Solar farms aren't all that useful at night, even though the sun is still shining on the other half of the planet. To make up for this missed opportunity, a team of engineers from the University of Glasgow has been working on a project to use reflectors in space that could redirect sunlight to parts of the Earth in the dark – and this way, potentially keep solar power plants running around the clock.
The initiative, dubbed Solspace, has just received a €2.5 million ($2.75 million) grant from the European Research Council (ERC) to support five years of research into ways to keep solar power flowing from dusk to dawn.
The idea seems straightforward: large, ultra-lightweight reflectors in orbit around the planet will reflect sunlight onto large-scale solar power farms still firmly rooted down on Earth, and which will be operating as normal. The reflectors will boost the farms' output particularly at sunset and sunrise, when energy production reduces due to the lack of light, while demand typically surges.
With the project still in its infancy, however, there remain many unknowns. The team, for example, is still weighing up whether to deploy small numbers of large reflectors, or large numbers of smaller ones. Some equations also need solving: in order to get the reflector to spot onto a specific solar power farm, the satellites will need to remain fairly low; but a low orbit means it will be harder for the reflector to have simultaneous visibility of both the sun and the power plant – an alignment that is a geometric requirement for the experiment to succeed.
"The European Research Council funding is for blue sky research," Colin McInnes, professor of engineering science at the University of Glasgow, and who founded the Solspace project, told ZDNet. "The delivery of an operational system is clearly many years ahead, but now is the time to explore the technologies that can help underpin the clean energy systems of the future."
In 2018, solar power delivered 585 TWh globally, which compares to a total energy demand of 157,000 TWh across the world. According to the National Space Society, however, current technologies only make use of a fraction of the solar energy available in space; and the sun's potential to deliver clean energy is still vastly unexplored.

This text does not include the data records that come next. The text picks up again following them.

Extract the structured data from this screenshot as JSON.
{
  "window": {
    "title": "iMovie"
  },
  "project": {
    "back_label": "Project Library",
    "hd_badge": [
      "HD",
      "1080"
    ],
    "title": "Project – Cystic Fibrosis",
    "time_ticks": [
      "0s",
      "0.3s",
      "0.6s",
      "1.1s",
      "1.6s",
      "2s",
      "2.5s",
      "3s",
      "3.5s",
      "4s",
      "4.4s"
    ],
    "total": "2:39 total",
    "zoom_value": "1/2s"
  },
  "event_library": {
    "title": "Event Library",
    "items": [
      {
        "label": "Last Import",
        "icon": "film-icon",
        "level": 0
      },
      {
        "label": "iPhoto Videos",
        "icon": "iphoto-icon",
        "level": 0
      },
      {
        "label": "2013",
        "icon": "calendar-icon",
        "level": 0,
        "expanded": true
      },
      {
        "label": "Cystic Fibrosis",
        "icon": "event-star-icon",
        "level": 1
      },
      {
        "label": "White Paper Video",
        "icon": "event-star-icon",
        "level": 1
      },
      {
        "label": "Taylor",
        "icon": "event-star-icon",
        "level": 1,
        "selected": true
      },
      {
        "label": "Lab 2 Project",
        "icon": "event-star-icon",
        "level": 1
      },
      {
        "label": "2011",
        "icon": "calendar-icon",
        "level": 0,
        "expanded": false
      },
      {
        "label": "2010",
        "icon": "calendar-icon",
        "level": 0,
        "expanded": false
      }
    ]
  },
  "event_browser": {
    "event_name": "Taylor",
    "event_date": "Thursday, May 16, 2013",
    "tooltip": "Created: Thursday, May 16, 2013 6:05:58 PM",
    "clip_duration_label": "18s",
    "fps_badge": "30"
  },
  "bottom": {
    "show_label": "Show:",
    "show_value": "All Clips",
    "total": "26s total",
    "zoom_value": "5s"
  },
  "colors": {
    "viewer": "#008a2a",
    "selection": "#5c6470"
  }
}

Unleashing such potential has been the focus of studies around the world for about half a century. Among the early explorers of space-based solar power were the Russians, who in 1993 launched project Znamya, with the idea to use a mirror in space to illuminate points on Earth with light equivalent to that of several full moons.
More recently, Japan unveiled a 15-year plan to turn solar energy in space into useable energy on Earth, but the concept put forward by the country's researchers differs slightly from the one invented by McInnes. Instead of directing sunlight down to collectors on the surface of the planet, the Japan Aerospace Exploration Agency (JAXA) is working on launching power stations into space, which would transform sunlight into microwaves while in orbit, before beaming the energy produced back to Earth in the form of a laser. JAXA is aiming to have built a 1GW power station by 2031, and to be launching one power station per year by the late 2030s.
The Chinese government, with the same concept in mind, is hoping to launch a space-based solar power station that can generate at least 1MW of electricity by 2030, and to have a commercial-scale plant in space by the 2050s. In the past few years, aerospace engineers in Glasgow have also been working on a multinational project to send large power structures into space, to produce solar energy and then send it back to Earth.
The cost of launching objects into orbit is exorbitant enough to explain why sending solar power farms into space is not the new normal just yet. The Solspace project is "quite different," said McInnes, because most of the power plant infrastructure will remain on the ground; "the space-based infrastructure is only the large, lightweight reflectors," he added.
Launching large reflectors into orbit, no matter how lightweight they are, still comes with costs and technical hurdles; and so, McInnes's team is researching new methods to build the devices directly in space. One of the technologies that lends itself well to the idea is 3D printing.
"We will be developing methods to fabricate ultra-lightweight reflectors in orbit, which do not have to be packed and then unfolded after the rigours of launch," said McInnes. "By fabricating the reflectors in orbit, for example by adapting 3D printing technologies, we believe extremely lightweight structures can be deployed."
NASA has already been testing 3D printers aboard the International Space Station (ISS) to create components and supplies for long-duration missions. Dubbed the "3D print on-demand machine shop" by the organization's engineers, the technology could drastically reduce both the time and cost of sending objects from Earth to astronauts.
McInnes and his team, for the time being, still have a lot on their plate before Solspace can become a tangible reality. "As well as engineering challenges, we'll be looking at integration with terrestrial energy systems and economic modelling," said the researcher.
"But the combination of falling launch costs, in-orbit fabrication methods and future global demand for clean energy makes it timely," he added. And if successful, McInnes's space project could significantly boost solar power infrastructure, and clean energy outputs, back on planet Earth.